Now you must be wondering, where did this sudden change come from? Which of the supplements have helped? Which doctor has cured this little boy with a poisoned brain?
There were bits and bobs put together that obviously have helped. But none to a normal standard, healthy-development level. So what happened, where did the ease come from?
It came directly the day I realised that nothing will help me if Allaah doesn’t wish it so, and nothing can harm us if Allaah protects us. Seems so obvious on the surface, yet the deeper you dig the more fascinated you become with your own link to the Creator! I have stopped stuffing him with supplements waiting for a miracle; instead I have begun taking little miracles for us by learning how to ask for them. I begged from Allaah, at all times during the day and night, for only He could help me to be a better and more patient mother; only He could help with my son’s moods; only He when cried to, could take my pain away …regardless of those close ones comparing my child with their own and feeling they are all something better because my test was harder than theirs!
It doesn’t even hurt anymore, alhamdulillaah. Where before there were times when I would see a family of a mother and children chatting about the toys and sweets in a shop and break to pieces for the rest of the day, having compared them to the picture of me, fighting with my child to wait in the queue so that I can pay and leave the store. He would scream and kick, they would carry on with their normal lives. It used to kill me.
It doesn’t bother me anymore because I gained a link with my Lord that made me stronger; a link allowing me to be happy without depending for my happiness on other people, things or situations out of my control or out of my reach. I became happy with what I have. And if these hard moments overwhelm me every now and then, and I feel like I’ve had enough, I cry myself out on a prayer mat. Pain soon goes away and we carry on as normal.
Perhaps I disliked something which was good for me.
It taught me patience, it became the means of countless hours of ibadah which wouldn’t even cross my mind in a stable situation. It became the means of rewards for my akhirah.
“There is nothing that befalls a believer, not even a thorn that pricks him, but Allaah will record a hasanah (good deed) for him thereby, or erase from him a sin.” (Muslim).

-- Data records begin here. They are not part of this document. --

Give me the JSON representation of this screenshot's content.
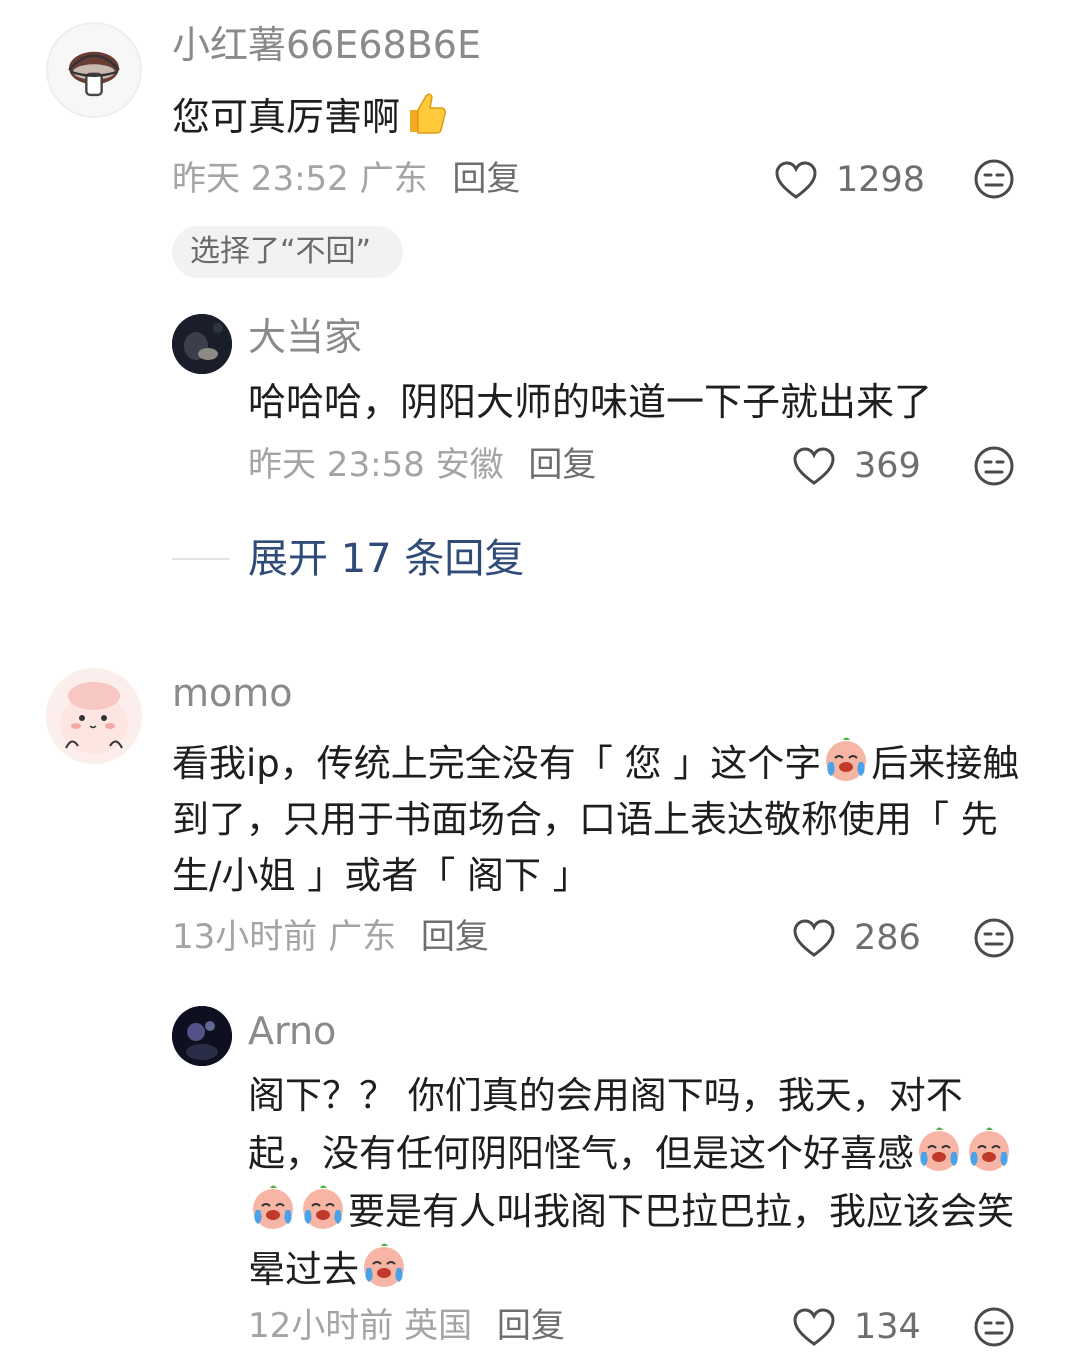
{
  "comments": [
    {
      "username": "小红薯66E68B6E",
      "text": "您可真厉害啊",
      "emoji": "thumbs-up-icon",
      "time": "昨天 23:52",
      "location": "广东",
      "reply_label": "回复",
      "likes": "1298"
    },
    {
      "username": "大当家",
      "text": "哈哈哈，阴阳大师的味道一下子就出来了",
      "time": "昨天 23:58",
      "location": "安徽",
      "reply_label": "回复",
      "likes": "369"
    },
    {
      "username": "momo",
      "text_a": "看我ip，传统上完全没有「 您 」这个字",
      "text_b": "后来接触到了，只用于书面场合，口语上表达敬称使用「 先生/小姐 」或者「 阁下 」",
      "time": "13小时前",
      "location": "广东",
      "reply_label": "回复",
      "likes": "286"
    },
    {
      "username": "Arno",
      "text_a": "阁下？？ 你们真的会用阁下吗，我天，对不起，没有任何阴阳怪气，但是这个好喜感",
      "text_b": "要是有人叫我阁下巴拉巴拉，我应该会笑晕过去",
      "time": "12小时前",
      "location": "英国",
      "reply_label": "回复",
      "likes": "134"
    }
  ],
  "chip_label": "选择了“不回”",
  "expand_label": "展开 17 条回复",
  "colors": {
    "username": "#8a8a8a",
    "meta": "#a4a4a4",
    "expand_link": "#2f4c78",
    "chip_bg": "#f2f2f2"
  }
}
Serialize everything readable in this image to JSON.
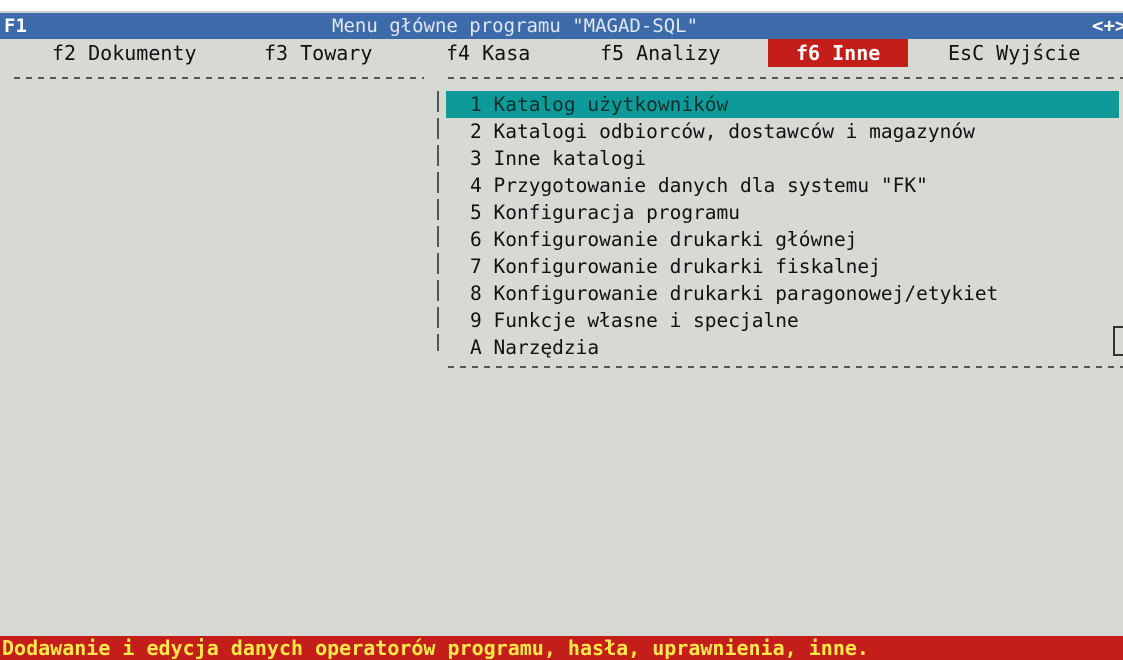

What about day-to-day stressful days, nights? What then about every moment outside of the house, suffering isolation, so much of the sacrifice I have to make simply because my child wasn’t able to cope?
I have stopped at last blaming myself and feeling like the worst mother in the world. I have stopped hating myself, my situation, anyone or anything. I have accepted it and learned to look at positives within it, and believe me I found quite few!
I know it will be worth it on the other side. In between, I keep praying for ease and thanking Allaah for this situation- perhaps it might be the only way for me to reach Jannah.
La hawla wa la quwwata illa billah. There is no might or power except with Allaah.
This duaa recited on a daily basis changed my life because it changed me. It strengthened my faith as it showed me quick results. I could never recommend it enough.
Autism has change my life and – especially – changed me. I gained patience and tolerance towards my circumstances without losing my mind over it; I gained the ability to be happy with what I have and what I don’t, because I no longer look at other people’s blessings (and envy it without realising they too are tested, just in other ways). My child’s illness has hugely contributed to the Muslimah I am today – a stronger, more grateful and happier-with-my-destiny one.
About the author:
I am Silesian, ex-language support worker, mother, revert, blogger. They call me a migrant but I disagree: I belong nowhere, interested in a never ending journey. Because a home is where the heart is.